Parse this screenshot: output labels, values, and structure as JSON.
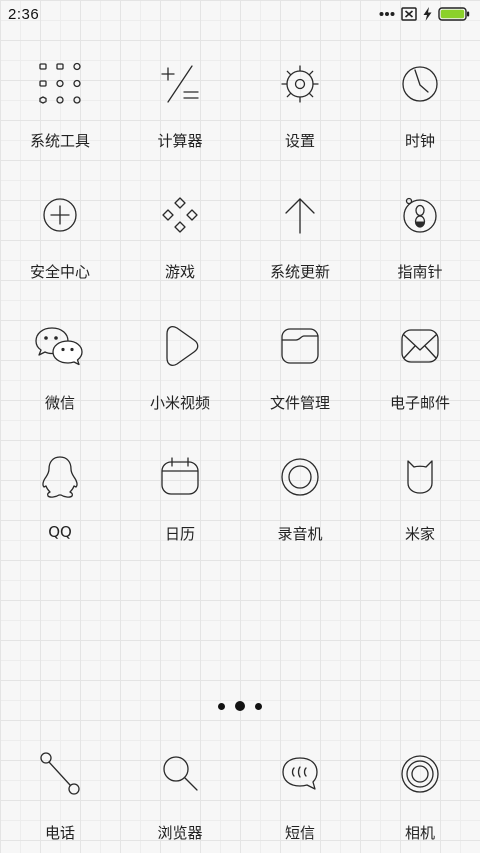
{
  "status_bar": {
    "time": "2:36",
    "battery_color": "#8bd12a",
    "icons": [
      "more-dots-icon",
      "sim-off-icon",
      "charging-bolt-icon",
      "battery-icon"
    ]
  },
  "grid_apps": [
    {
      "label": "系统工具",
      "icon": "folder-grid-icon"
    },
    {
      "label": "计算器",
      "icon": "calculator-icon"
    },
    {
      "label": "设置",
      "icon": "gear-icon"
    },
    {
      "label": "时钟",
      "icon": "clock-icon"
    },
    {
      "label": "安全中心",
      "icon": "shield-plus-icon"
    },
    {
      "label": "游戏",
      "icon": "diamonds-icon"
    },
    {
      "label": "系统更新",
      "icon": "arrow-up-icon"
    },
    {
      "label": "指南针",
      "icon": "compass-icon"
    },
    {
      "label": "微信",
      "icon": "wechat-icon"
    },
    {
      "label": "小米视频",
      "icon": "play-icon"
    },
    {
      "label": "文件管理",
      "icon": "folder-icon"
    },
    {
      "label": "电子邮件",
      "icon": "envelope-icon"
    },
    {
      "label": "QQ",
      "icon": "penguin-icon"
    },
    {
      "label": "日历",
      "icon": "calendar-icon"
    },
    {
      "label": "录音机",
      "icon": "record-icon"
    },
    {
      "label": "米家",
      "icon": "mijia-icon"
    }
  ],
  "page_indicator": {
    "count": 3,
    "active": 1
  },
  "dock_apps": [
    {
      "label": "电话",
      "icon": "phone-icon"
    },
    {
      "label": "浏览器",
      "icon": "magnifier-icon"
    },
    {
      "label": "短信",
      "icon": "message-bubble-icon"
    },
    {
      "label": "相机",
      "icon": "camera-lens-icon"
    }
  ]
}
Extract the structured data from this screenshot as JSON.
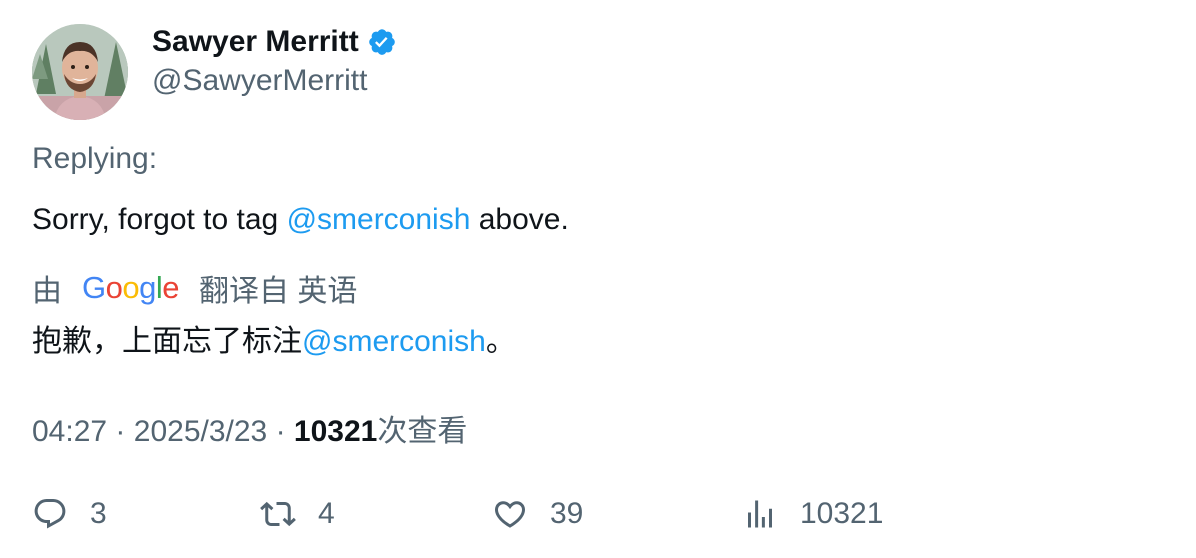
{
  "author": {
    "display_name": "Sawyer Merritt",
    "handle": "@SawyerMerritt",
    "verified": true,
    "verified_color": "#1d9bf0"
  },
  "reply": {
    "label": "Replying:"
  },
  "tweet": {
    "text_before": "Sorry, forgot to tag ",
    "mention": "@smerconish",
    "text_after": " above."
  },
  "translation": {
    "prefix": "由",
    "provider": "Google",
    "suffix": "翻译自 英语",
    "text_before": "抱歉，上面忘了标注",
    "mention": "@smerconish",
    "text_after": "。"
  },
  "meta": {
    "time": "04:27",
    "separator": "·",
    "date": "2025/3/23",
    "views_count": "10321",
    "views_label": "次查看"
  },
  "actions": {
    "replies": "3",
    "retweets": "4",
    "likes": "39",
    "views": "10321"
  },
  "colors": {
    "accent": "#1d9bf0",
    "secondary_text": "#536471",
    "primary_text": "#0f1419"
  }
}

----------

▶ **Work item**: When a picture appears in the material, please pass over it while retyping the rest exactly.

▶ **Final answer**:
Parse this screenshot: output labels, values, and structure as JSON.
{
  "status_bar": {
    "time": "2:36",
    "battery_color": "#8bd12a",
    "icons": [
      "more-dots-icon",
      "sim-off-icon",
      "charging-bolt-icon",
      "battery-icon"
    ]
  },
  "grid_apps": [
    {
      "label": "系统工具",
      "icon": "folder-grid-icon"
    },
    {
      "label": "计算器",
      "icon": "calculator-icon"
    },
    {
      "label": "设置",
      "icon": "gear-icon"
    },
    {
      "label": "时钟",
      "icon": "clock-icon"
    },
    {
      "label": "安全中心",
      "icon": "shield-plus-icon"
    },
    {
      "label": "游戏",
      "icon": "diamonds-icon"
    },
    {
      "label": "系统更新",
      "icon": "arrow-up-icon"
    },
    {
      "label": "指南针",
      "icon": "compass-icon"
    },
    {
      "label": "微信",
      "icon": "wechat-icon"
    },
    {
      "label": "小米视频",
      "icon": "play-icon"
    },
    {
      "label": "文件管理",
      "icon": "folder-icon"
    },
    {
      "label": "电子邮件",
      "icon": "envelope-icon"
    },
    {
      "label": "QQ",
      "icon": "penguin-icon"
    },
    {
      "label": "日历",
      "icon": "calendar-icon"
    },
    {
      "label": "录音机",
      "icon": "record-icon"
    },
    {
      "label": "米家",
      "icon": "mijia-icon"
    }
  ],
  "page_indicator": {
    "count": 3,
    "active": 1
  },
  "dock_apps": [
    {
      "label": "电话",
      "icon": "phone-icon"
    },
    {
      "label": "浏览器",
      "icon": "magnifier-icon"
    },
    {
      "label": "短信",
      "icon": "message-bubble-icon"
    },
    {
      "label": "相机",
      "icon": "camera-lens-icon"
    }
  ]
}
Extract the structured data from this screenshot as JSON.
{
  "author": {
    "display_name": "Sawyer Merritt",
    "handle": "@SawyerMerritt",
    "verified": true,
    "verified_color": "#1d9bf0"
  },
  "reply": {
    "label": "Replying:"
  },
  "tweet": {
    "text_before": "Sorry, forgot to tag ",
    "mention": "@smerconish",
    "text_after": " above."
  },
  "translation": {
    "prefix": "由",
    "provider": "Google",
    "suffix": "翻译自 英语",
    "text_before": "抱歉，上面忘了标注",
    "mention": "@smerconish",
    "text_after": "。"
  },
  "meta": {
    "time": "04:27",
    "separator": "·",
    "date": "2025/3/23",
    "views_count": "10321",
    "views_label": "次查看"
  },
  "actions": {
    "replies": "3",
    "retweets": "4",
    "likes": "39",
    "views": "10321"
  },
  "colors": {
    "accent": "#1d9bf0",
    "secondary_text": "#536471",
    "primary_text": "#0f1419"
  }
}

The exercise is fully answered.